The first place to attack any prenup is at the roots. There are several circumstances under which a prenup was signed that may render the entire contract unenforceable. For example, if the document was signed while under duress, or signed in response to active coercion from a party pushing the agreement, the whole prenup may be tossed out. Similarly, a court may declare the prenup completely unenforceable if its proponent failed to fairly disclose their financial condition at the time it was presented, or if the other party was not given adequate time to have the prenup reviewed by an attorney before signing.
If the facts of a particular case do not support a finding that the agreement is unenforceable, the next step is to challenge specific provisions within the prenup and ask that they be set aside and removed from consideration by the court. Unexpected changes occurring between the time of signature and the divorce can make certain clauses so manifestly unjust, that a Judge will refuse enforcement on the basis that they are, “unconscionable.” Many prenups address the issues of child custody, support, and visitation time. However, divorce courts are charged with protecting a child’s best interests. This duty takes precedence over the private agreements between parties found in prenups, making practically any provision that governs those rights related to the minor children unenforceable. Finally, the terms of a prenup are often greatly interdependent. To set aside of even one central component can render the rest of the agreement unconscionable or simply inoperable, effectively removing it from any consideration throughout the proceedings.

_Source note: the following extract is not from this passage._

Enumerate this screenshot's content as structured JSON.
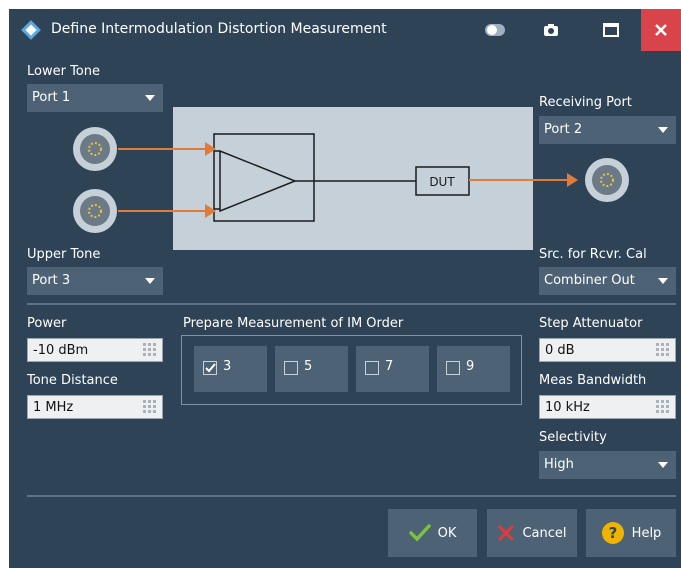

A prenup is not always the final word on contested matters in a divorce. However, before signing a prenuptial agreement, one’s first thought should always be, “Buyer Beware”.